* _Work item_:
Reproduce every record verbatim but drop the pictures.

* _Data items_:
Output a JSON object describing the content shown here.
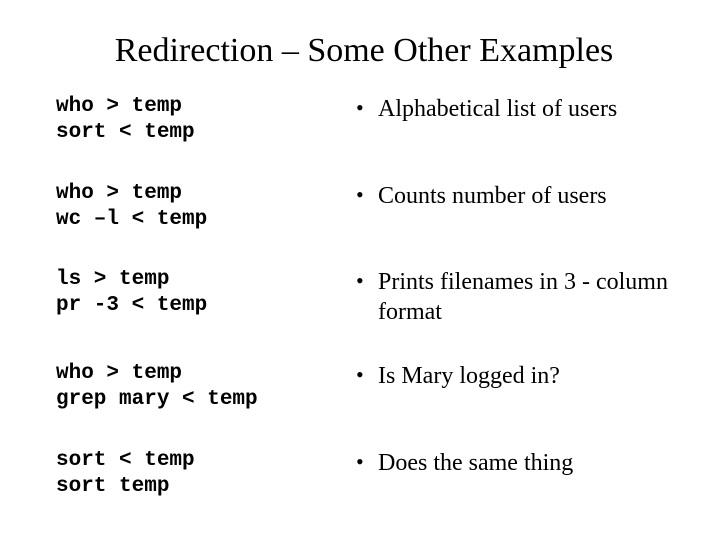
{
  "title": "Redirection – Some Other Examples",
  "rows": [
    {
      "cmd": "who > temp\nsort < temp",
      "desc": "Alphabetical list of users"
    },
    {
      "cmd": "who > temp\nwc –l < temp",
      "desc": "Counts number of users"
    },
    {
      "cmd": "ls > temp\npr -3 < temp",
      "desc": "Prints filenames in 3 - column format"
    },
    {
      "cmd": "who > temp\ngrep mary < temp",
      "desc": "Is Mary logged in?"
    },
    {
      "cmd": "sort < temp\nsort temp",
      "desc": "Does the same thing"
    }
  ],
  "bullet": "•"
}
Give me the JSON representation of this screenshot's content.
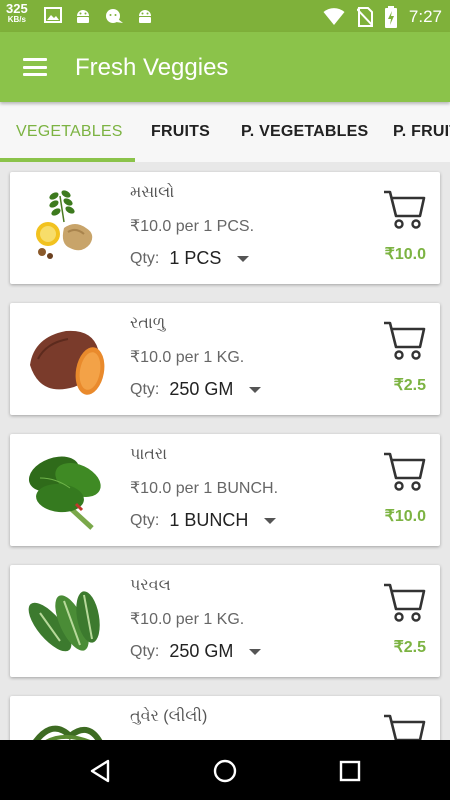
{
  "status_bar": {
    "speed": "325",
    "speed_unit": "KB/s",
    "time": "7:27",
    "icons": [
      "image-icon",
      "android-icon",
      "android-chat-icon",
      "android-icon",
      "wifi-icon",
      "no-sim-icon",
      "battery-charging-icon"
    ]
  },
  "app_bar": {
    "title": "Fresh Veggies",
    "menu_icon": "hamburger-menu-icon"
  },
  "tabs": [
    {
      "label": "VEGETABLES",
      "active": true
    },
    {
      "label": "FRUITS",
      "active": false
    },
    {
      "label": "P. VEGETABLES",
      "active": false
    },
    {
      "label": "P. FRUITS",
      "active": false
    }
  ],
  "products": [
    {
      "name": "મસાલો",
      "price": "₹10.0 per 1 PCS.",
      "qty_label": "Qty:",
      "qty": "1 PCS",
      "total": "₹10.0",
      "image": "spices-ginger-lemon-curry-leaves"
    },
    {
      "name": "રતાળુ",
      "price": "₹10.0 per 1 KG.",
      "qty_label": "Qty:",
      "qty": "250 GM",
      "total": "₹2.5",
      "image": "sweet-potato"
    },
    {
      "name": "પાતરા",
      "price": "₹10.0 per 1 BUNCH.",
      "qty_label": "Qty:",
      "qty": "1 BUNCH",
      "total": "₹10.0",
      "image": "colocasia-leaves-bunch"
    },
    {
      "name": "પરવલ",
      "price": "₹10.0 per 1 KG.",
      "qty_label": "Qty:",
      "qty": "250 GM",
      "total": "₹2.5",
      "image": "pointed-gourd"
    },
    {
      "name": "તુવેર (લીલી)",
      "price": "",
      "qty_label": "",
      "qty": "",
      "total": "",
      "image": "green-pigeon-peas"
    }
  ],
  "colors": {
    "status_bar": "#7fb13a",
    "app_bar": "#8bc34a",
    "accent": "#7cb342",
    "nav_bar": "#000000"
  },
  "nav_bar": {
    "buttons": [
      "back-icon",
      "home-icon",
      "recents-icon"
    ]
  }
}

* _Exercise answer_:
Output a JSON object describing the content shown here.
{
  "title": "Redirection – Some Other Examples",
  "rows": [
    {
      "cmd": "who > temp\nsort < temp",
      "desc": "Alphabetical list of users"
    },
    {
      "cmd": "who > temp\nwc –l < temp",
      "desc": "Counts number of users"
    },
    {
      "cmd": "ls > temp\npr -3 < temp",
      "desc": "Prints filenames in 3 - column format"
    },
    {
      "cmd": "who > temp\ngrep mary < temp",
      "desc": "Is Mary logged in?"
    },
    {
      "cmd": "sort < temp\nsort temp",
      "desc": "Does the same thing"
    }
  ],
  "bullet": "•"
}
Give me the JSON representation of this screenshot's content.
{
  "status_bar": {
    "speed": "325",
    "speed_unit": "KB/s",
    "time": "7:27",
    "icons": [
      "image-icon",
      "android-icon",
      "android-chat-icon",
      "android-icon",
      "wifi-icon",
      "no-sim-icon",
      "battery-charging-icon"
    ]
  },
  "app_bar": {
    "title": "Fresh Veggies",
    "menu_icon": "hamburger-menu-icon"
  },
  "tabs": [
    {
      "label": "VEGETABLES",
      "active": true
    },
    {
      "label": "FRUITS",
      "active": false
    },
    {
      "label": "P. VEGETABLES",
      "active": false
    },
    {
      "label": "P. FRUITS",
      "active": false
    }
  ],
  "products": [
    {
      "name": "મસાલો",
      "price": "₹10.0 per 1 PCS.",
      "qty_label": "Qty:",
      "qty": "1 PCS",
      "total": "₹10.0",
      "image": "spices-ginger-lemon-curry-leaves"
    },
    {
      "name": "રતાળુ",
      "price": "₹10.0 per 1 KG.",
      "qty_label": "Qty:",
      "qty": "250 GM",
      "total": "₹2.5",
      "image": "sweet-potato"
    },
    {
      "name": "પાતરા",
      "price": "₹10.0 per 1 BUNCH.",
      "qty_label": "Qty:",
      "qty": "1 BUNCH",
      "total": "₹10.0",
      "image": "colocasia-leaves-bunch"
    },
    {
      "name": "પરવલ",
      "price": "₹10.0 per 1 KG.",
      "qty_label": "Qty:",
      "qty": "250 GM",
      "total": "₹2.5",
      "image": "pointed-gourd"
    },
    {
      "name": "તુવેર (લીલી)",
      "price": "",
      "qty_label": "",
      "qty": "",
      "total": "",
      "image": "green-pigeon-peas"
    }
  ],
  "colors": {
    "status_bar": "#7fb13a",
    "app_bar": "#8bc34a",
    "accent": "#7cb342",
    "nav_bar": "#000000"
  },
  "nav_bar": {
    "buttons": [
      "back-icon",
      "home-icon",
      "recents-icon"
    ]
  }
}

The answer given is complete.